BALTIMORE 11, MINNESOTA 2 IN MINNESOTA
Date: Monday, October 6.
Batting stars: Rich Reese was 2-for-4 with two RBIs. Tony Oliva was 2-for-4 with a double. Leo Cardenas was 2-for-4 with a triple.
Pitching stars: None.
Opposition stars: Jim Palmer pitched a complete game, giving up two runs on ten hits and two walks and striking out four. Paul Blair was 5-for-6 with a home run and two doubles, driving in five. Don Buford was 4-for-6 with a double and a walk, scoring three times. Elrod Hendricks was 2-for-5 with two doubles, scoring twice and driving in three. Mark Belanger was 2-for-5 with a triple and two runs. Boog Powell was 2-for-5.
The game: The Orioles opened the game with singles by Buford and Blair, bu a double play took them out of the inning. The Twins took the lead in the bottom of the first. With two out Oliva doubled and took third on a wild pitch. Harmon Killebrew was intentionally walked, but Reese singled to put the Twins up 1-0.
It was all downhill from there. In the second Brooks Robinson doubled, Dave Johnson reached on an error, and Hendricks hit a two-run double to give Baltimore a 2-1 lead. It went to 3-1 later in the inning, as Buford hit a two-out single. The Orioles added two more in the fourth, as Belanger tripled, Buford walked, and Blair came through with a two-run double.

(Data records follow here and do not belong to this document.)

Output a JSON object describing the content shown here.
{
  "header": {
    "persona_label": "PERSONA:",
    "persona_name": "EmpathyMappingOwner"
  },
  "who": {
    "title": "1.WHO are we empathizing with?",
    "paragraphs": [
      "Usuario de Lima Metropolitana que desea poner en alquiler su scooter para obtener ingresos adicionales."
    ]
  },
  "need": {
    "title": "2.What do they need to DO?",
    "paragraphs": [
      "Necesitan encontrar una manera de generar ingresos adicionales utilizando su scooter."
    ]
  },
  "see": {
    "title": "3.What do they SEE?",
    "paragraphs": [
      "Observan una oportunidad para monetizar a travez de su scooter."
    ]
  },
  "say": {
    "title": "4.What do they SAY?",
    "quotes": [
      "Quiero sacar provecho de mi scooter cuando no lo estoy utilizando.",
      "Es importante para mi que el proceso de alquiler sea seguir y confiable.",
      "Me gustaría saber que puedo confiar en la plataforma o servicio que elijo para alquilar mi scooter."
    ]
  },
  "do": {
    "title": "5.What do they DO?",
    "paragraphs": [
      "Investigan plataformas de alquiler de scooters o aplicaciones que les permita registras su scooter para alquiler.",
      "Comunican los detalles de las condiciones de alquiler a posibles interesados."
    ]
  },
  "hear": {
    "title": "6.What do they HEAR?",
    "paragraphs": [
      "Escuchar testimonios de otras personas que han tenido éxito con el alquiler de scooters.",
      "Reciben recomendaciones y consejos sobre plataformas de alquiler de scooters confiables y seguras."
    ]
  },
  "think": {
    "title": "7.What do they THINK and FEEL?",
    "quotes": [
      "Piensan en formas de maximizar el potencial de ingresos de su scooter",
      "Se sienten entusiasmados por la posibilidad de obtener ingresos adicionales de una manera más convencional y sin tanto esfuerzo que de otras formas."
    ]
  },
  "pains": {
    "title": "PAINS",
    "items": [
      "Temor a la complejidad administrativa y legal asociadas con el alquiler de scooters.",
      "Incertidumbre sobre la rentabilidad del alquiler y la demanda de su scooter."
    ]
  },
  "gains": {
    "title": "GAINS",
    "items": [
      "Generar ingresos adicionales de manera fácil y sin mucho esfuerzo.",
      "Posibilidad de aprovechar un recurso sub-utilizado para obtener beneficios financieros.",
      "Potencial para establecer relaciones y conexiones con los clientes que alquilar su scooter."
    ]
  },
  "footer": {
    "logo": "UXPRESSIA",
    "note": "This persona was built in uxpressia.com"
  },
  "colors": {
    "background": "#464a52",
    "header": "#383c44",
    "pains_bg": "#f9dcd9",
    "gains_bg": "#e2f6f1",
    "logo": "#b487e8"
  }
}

The Twins threatened in the bottom of the fourth, as Cardenas hit a two-out triple and Charlie Manuel walked, but Ted Uhlaender flied out to end the inning. They did get one back in the fifth, as Killebrew hit a two-out double and scored on Reese's single to make it 5-2.
That was as close as it would get. Baltimore scored one in the sixth on a double by Buford and singles by Blair and Frank Robinson. The score went to 8-2 in the eighth when Buford singled and Blair hit a two-run homer. In the ninth Johnson singled, Hendricks circled the bases on a double-plus-error, Belanger singled, and Blair had an RBI double.
WP: Palmer. LP: Bob Miller. S: None.
Notes: The Twins put Uhlaender back in left field and Roseboro back behind the plate. It didn't help, as they went 0-for-5 and 1-for-4, respectively.
Oliva was the only Twin batter to have a good series, going 5-for-13. Killebrew was 1-for-8, although he did draw six walks. It appears that Earl Weaver had made the decision that the Orioles were not going to let him beat them.
Miller seems an odd choice to start an elimination game. He had made only eleven starts on the season, versus thirty-seven appearances out of the bullpen. He had not done badly in those starts, but the Twins had Jim Kaat, Tom Hall, and Dean Chance all available. It's easy to second-guess fifty years later, of course, and I'm sure Billy Martin had his reasons for the choice he made. Still, Miller lasted just 1.2 innings and gave up three runs (one earned) on five hits.
It seems odd to have the Orioles score eleven runs and have neither Frank Robinson, Brooks Robinson, no Boog Powell be a significant factor. The top two men in the order, Buford and Blair, went a combined 9-for-11 with a home run, three doubles, and a walk. The seventh and eighth hitters, Hendricks and Belanger, were 4-for-10 with two doubles and a triple.
And so an excellent Twins season comes to a rather sad end. It was still a fun season, though. I was ten during the 1969 season, and while I'd rooted for the Twins earlier this was the first Twins team I really followed on a day-to-day basis. It probably remains my favorite Twins team ever. It's been a lot of fun reliving the season, and I hope you've enjoyed it as well.
We'll have a couple of wrap-up posts, listing league leaders and team leaders. Then we'll get ready to enjoy the 2019 baseball season. And if the good Lord is willing, next winter we'll choose another great Twins team from the past and do another rewind. And who knows? Maybe the 2019 Twins will have a great season and appear in the rewind at some point in the future.
Record: The Twins lost the best-of-five ALCS to the Orioles, three games to none.